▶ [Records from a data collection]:
[Start of Attachment]

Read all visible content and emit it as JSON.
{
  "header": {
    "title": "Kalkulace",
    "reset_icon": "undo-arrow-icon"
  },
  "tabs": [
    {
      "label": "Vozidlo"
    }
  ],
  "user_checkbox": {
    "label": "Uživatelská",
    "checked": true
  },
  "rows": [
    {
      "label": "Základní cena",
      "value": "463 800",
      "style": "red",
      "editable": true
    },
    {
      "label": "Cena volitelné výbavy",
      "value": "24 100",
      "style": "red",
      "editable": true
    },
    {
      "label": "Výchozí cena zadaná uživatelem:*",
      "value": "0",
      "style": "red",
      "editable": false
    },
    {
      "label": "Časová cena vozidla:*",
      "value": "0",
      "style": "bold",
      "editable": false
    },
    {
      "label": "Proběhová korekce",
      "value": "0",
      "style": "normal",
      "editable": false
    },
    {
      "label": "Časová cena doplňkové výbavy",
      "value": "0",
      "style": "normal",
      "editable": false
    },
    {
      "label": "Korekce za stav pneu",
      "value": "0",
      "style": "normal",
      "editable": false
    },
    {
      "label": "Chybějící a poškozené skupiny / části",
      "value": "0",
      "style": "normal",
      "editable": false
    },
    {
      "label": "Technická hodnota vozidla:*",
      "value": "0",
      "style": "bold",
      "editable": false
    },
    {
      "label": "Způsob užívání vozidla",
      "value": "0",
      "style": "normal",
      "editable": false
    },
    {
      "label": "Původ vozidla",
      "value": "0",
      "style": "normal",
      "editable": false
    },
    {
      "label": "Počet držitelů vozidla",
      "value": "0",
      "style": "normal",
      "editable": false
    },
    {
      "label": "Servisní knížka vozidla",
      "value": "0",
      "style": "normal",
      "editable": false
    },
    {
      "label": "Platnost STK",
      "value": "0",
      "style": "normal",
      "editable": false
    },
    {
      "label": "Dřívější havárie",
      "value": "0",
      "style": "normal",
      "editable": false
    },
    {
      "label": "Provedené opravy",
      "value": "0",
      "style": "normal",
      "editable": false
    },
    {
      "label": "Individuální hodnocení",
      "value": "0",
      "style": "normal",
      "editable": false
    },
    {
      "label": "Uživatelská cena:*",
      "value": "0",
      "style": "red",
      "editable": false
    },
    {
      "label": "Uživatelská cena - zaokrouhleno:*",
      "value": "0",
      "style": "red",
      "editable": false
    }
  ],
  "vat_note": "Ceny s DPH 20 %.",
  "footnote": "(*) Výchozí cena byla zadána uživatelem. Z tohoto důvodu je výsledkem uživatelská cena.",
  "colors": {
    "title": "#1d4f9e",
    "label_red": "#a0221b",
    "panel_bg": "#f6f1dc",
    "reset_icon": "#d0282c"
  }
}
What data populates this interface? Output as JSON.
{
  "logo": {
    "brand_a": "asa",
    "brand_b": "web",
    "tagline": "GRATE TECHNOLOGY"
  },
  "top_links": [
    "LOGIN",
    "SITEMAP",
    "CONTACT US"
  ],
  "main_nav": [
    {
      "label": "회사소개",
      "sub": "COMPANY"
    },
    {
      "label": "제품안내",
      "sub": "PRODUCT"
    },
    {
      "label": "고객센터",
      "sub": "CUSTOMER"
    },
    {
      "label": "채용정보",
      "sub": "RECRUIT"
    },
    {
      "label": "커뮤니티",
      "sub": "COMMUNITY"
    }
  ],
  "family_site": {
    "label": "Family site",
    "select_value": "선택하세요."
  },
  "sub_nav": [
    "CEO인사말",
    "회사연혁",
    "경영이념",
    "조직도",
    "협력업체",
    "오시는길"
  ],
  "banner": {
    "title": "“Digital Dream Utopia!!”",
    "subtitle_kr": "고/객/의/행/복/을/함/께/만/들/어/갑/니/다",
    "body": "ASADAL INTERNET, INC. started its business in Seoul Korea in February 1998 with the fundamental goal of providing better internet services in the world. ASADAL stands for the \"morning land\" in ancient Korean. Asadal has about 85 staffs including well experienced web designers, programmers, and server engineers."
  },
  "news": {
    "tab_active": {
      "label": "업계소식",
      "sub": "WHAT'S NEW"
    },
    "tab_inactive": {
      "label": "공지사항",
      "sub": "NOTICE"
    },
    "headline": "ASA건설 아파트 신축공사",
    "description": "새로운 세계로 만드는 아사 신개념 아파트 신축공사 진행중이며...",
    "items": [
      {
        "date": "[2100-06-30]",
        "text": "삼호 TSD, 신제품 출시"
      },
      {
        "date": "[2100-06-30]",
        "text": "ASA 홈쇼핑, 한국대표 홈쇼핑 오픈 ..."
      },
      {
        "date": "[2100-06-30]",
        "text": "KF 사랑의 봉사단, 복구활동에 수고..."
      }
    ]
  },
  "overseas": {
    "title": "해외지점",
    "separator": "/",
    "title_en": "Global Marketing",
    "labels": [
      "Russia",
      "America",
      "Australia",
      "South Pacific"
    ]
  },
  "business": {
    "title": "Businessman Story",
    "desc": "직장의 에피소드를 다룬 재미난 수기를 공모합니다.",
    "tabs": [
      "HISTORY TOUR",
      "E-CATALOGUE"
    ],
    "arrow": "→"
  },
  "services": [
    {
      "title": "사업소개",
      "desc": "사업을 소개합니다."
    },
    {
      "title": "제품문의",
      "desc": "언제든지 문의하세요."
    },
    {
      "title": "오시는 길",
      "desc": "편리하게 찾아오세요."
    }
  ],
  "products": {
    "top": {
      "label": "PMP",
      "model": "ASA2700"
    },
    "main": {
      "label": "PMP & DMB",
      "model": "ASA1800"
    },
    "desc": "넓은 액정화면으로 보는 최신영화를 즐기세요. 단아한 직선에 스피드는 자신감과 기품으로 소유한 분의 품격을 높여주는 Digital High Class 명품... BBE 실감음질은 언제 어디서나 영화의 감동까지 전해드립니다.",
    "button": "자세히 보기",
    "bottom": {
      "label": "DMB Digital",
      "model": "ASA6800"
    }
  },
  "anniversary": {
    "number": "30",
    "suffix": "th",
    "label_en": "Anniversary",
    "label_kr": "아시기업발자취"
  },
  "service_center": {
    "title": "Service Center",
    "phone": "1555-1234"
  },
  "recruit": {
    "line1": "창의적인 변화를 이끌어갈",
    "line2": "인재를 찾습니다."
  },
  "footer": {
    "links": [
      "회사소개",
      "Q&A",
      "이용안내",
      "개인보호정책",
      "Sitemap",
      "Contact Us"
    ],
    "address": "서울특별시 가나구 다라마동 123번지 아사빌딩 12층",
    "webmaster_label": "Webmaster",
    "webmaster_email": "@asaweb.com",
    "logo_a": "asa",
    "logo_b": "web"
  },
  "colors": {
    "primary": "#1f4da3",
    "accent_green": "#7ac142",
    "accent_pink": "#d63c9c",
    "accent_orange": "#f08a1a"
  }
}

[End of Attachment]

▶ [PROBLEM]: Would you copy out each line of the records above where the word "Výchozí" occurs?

▶ [ANSWER FOR THIS EXERCISE]:
      "label": "Výchozí cena zadaná uživatelem:*",
  "footnote": "(*) Výchozí cena byla zadána uživatelem. Z tohoto důvodu je výsledkem uživatelská cena.",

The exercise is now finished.